People across the political spectrum increasingly recognize that the formerly incarcerated deserve a chance to fulfill their potential — and that this, in turn, will keep our communities safer. Last year, a bipartisan coalition declared April “Second Chance Month” to bring awareness to this persistent problem. In April 2018, the Trump Administration joined 135 organizations in making Second Chance Month official.  The Charles Koch Institute and Foundation are committed to a criminal justice system that recognizes the dignity and potential of all people. We support research into  re-entry policies that work, programs that train prisoners in skilled trades and entrepreneurial thinking, and initiatives that keep people from going to prison in the first place.

All of us have a role to play in removing the barriers to opportunity and achievement that too many ex-prisoners face. Read on for more information about the people and organizations making a difference.

More Stories From Around the Web About Second Chances and Criminal Justice Reform

Julie Warren: From Insider to Reformer

After working at the U.S. Department of Justice, and as a criminal appellate lawyer for the West Virginia Attorney General’s Office, Julie Warren is devoted to improving the system for everyone—from parolees to police.

Charles Koch Institute

Solving America’s Licensing Problem

For Arizona State University Professor Steve Slivinski, economic theory isn't just theory. It impacts people's lives.

Charles Koch Foundation

Meet a Convicted Felon Who Became a Law Professor

Georgetown Professor Shon Hopwood was serving time for armed bank robbery when he discovered he had a brilliant mind for the law.

CBS News

It Takes More Than a Decade to Implement Re-entry Reform

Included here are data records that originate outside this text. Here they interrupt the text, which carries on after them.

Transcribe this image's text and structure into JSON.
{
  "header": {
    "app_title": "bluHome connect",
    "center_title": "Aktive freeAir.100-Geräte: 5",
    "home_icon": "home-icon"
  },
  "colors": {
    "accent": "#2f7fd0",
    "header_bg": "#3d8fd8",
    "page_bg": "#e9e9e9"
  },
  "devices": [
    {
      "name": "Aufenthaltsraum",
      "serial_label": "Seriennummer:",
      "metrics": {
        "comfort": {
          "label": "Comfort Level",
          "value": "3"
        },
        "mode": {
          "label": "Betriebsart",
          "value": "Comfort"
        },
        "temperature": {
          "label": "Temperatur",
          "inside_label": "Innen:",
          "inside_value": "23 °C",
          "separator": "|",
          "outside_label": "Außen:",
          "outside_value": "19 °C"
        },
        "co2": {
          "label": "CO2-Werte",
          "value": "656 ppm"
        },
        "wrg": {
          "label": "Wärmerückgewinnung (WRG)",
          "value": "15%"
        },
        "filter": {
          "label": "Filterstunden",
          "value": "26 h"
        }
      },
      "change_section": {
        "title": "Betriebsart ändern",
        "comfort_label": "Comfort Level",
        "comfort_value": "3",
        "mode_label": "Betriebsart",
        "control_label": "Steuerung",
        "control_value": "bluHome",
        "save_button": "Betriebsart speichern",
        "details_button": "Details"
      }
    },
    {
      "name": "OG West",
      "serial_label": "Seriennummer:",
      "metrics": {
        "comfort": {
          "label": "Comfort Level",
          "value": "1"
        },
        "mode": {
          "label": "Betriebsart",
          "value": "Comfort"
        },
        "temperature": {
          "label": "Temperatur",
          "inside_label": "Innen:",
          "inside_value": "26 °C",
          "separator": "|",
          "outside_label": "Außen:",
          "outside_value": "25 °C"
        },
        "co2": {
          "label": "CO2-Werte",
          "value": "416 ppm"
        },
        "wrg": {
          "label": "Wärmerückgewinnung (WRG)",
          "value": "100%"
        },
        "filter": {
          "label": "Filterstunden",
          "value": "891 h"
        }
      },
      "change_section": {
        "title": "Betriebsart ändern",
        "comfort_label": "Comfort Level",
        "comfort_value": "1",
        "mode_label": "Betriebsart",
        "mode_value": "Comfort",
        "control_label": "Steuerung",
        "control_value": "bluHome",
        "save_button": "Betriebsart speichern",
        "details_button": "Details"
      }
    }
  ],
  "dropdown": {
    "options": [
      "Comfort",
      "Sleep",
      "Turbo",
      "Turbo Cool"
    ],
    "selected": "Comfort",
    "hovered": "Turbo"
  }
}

Five key pillars — including positive social engagement, meaningful work trajectories — needed for successful return, researcher says

USA Today

Sign up for updates